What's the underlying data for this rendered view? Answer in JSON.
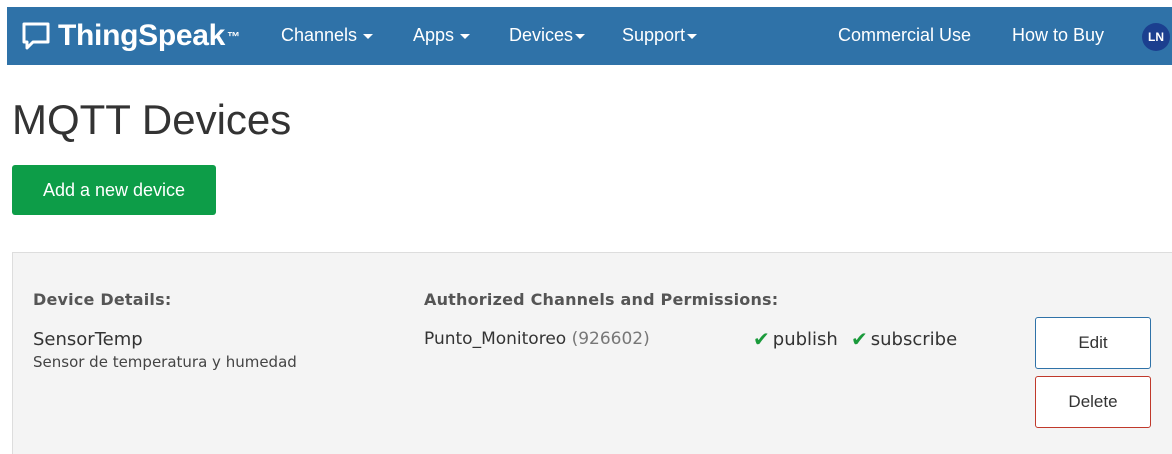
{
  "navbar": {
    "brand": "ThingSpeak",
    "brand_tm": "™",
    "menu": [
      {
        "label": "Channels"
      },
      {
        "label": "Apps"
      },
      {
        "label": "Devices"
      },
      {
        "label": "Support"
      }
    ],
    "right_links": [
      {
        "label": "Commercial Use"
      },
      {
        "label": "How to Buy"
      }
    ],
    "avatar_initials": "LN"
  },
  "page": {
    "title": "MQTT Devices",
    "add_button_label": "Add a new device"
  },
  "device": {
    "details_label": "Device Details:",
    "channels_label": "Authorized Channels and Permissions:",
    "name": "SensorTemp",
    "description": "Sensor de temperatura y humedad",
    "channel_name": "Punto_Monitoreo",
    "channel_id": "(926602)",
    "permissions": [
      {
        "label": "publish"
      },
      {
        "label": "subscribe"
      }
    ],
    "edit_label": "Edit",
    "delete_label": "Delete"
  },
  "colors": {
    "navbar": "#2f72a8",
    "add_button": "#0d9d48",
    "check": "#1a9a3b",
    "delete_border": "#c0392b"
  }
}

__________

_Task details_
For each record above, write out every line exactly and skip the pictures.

_Finished task_
What's the underlying data for this rendered view? Answer in JSON.
{
  "navbar": {
    "brand": "ThingSpeak",
    "brand_tm": "™",
    "menu": [
      {
        "label": "Channels"
      },
      {
        "label": "Apps"
      },
      {
        "label": "Devices"
      },
      {
        "label": "Support"
      }
    ],
    "right_links": [
      {
        "label": "Commercial Use"
      },
      {
        "label": "How to Buy"
      }
    ],
    "avatar_initials": "LN"
  },
  "page": {
    "title": "MQTT Devices",
    "add_button_label": "Add a new device"
  },
  "device": {
    "details_label": "Device Details:",
    "channels_label": "Authorized Channels and Permissions:",
    "name": "SensorTemp",
    "description": "Sensor de temperatura y humedad",
    "channel_name": "Punto_Monitoreo",
    "channel_id": "(926602)",
    "permissions": [
      {
        "label": "publish"
      },
      {
        "label": "subscribe"
      }
    ],
    "edit_label": "Edit",
    "delete_label": "Delete"
  },
  "colors": {
    "navbar": "#2f72a8",
    "add_button": "#0d9d48",
    "check": "#1a9a3b",
    "delete_border": "#c0392b"
  }
}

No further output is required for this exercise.